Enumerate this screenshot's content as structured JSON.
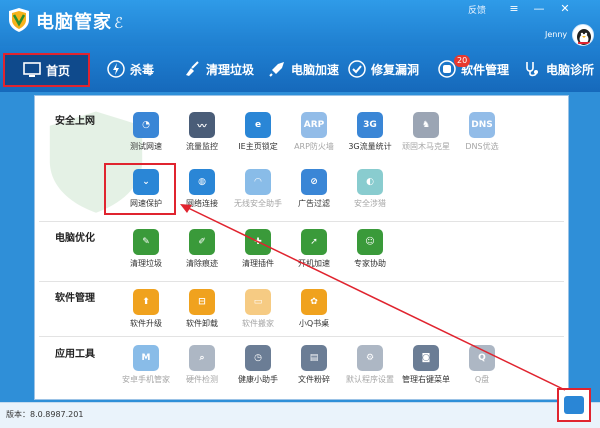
{
  "app": {
    "title": "电脑管家",
    "title_glyph": "ℰ"
  },
  "titlebar": {
    "feedback": "反馈",
    "menu_icon": "≡",
    "minimize_icon": "—",
    "close_icon": "✕"
  },
  "user": {
    "name": "Jenny"
  },
  "nav": [
    {
      "label": "首页",
      "icon": "monitor-icon",
      "active": true
    },
    {
      "label": "杀毒",
      "icon": "lightning-icon"
    },
    {
      "label": "清理垃圾",
      "icon": "broom-icon"
    },
    {
      "label": "电脑加速",
      "icon": "rocket-icon"
    },
    {
      "label": "修复漏洞",
      "icon": "shield-icon"
    },
    {
      "label": "软件管理",
      "icon": "apps-icon",
      "badge": "20"
    },
    {
      "label": "电脑诊所",
      "icon": "stethoscope-icon"
    }
  ],
  "sections": {
    "internet": {
      "label": "安全上网",
      "row1": [
        "测试网速",
        "流量监控",
        "IE主页锁定",
        "ARP防火墙",
        "3G流量统计",
        "顽固木马克星",
        "DNS优选"
      ],
      "row2": [
        "网速保护",
        "网络连接",
        "无线安全助手",
        "广告过滤",
        "安全涉猎"
      ]
    },
    "optimize": {
      "label": "电脑优化",
      "items": [
        "清理垃圾",
        "清除痕迹",
        "清理插件",
        "开机加速",
        "专家协助"
      ]
    },
    "software": {
      "label": "软件管理",
      "items": [
        "软件升级",
        "软件卸载",
        "软件搬家",
        "小Q书桌"
      ]
    },
    "tools": {
      "label": "应用工具",
      "items": [
        "安卓手机管家",
        "硬件检测",
        "健康小助手",
        "文件粉碎",
        "默认程序设置",
        "管理右键菜单",
        "Q盘"
      ]
    }
  },
  "icon_glyphs": {
    "arp": "ARP",
    "g3": "3G",
    "dns": "DNS",
    "q": "Q",
    "m": "M"
  },
  "status": {
    "version": "版本：8.0.8987.201"
  },
  "colors": {
    "accent": "#1f7fd0",
    "highlight": "#e0242f"
  }
}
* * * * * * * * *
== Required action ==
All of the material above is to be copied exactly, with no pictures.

== Solution for this task ==
Enumerate this screenshot's content as structured JSON.
{
  "app": {
    "title": "电脑管家",
    "title_glyph": "ℰ"
  },
  "titlebar": {
    "feedback": "反馈",
    "menu_icon": "≡",
    "minimize_icon": "—",
    "close_icon": "✕"
  },
  "user": {
    "name": "Jenny"
  },
  "nav": [
    {
      "label": "首页",
      "icon": "monitor-icon",
      "active": true
    },
    {
      "label": "杀毒",
      "icon": "lightning-icon"
    },
    {
      "label": "清理垃圾",
      "icon": "broom-icon"
    },
    {
      "label": "电脑加速",
      "icon": "rocket-icon"
    },
    {
      "label": "修复漏洞",
      "icon": "shield-icon"
    },
    {
      "label": "软件管理",
      "icon": "apps-icon",
      "badge": "20"
    },
    {
      "label": "电脑诊所",
      "icon": "stethoscope-icon"
    }
  ],
  "sections": {
    "internet": {
      "label": "安全上网",
      "row1": [
        "测试网速",
        "流量监控",
        "IE主页锁定",
        "ARP防火墙",
        "3G流量统计",
        "顽固木马克星",
        "DNS优选"
      ],
      "row2": [
        "网速保护",
        "网络连接",
        "无线安全助手",
        "广告过滤",
        "安全涉猎"
      ]
    },
    "optimize": {
      "label": "电脑优化",
      "items": [
        "清理垃圾",
        "清除痕迹",
        "清理插件",
        "开机加速",
        "专家协助"
      ]
    },
    "software": {
      "label": "软件管理",
      "items": [
        "软件升级",
        "软件卸载",
        "软件搬家",
        "小Q书桌"
      ]
    },
    "tools": {
      "label": "应用工具",
      "items": [
        "安卓手机管家",
        "硬件检测",
        "健康小助手",
        "文件粉碎",
        "默认程序设置",
        "管理右键菜单",
        "Q盘"
      ]
    }
  },
  "icon_glyphs": {
    "arp": "ARP",
    "g3": "3G",
    "dns": "DNS",
    "q": "Q",
    "m": "M"
  },
  "status": {
    "version": "版本：8.0.8987.201"
  },
  "colors": {
    "accent": "#1f7fd0",
    "highlight": "#e0242f"
  }
}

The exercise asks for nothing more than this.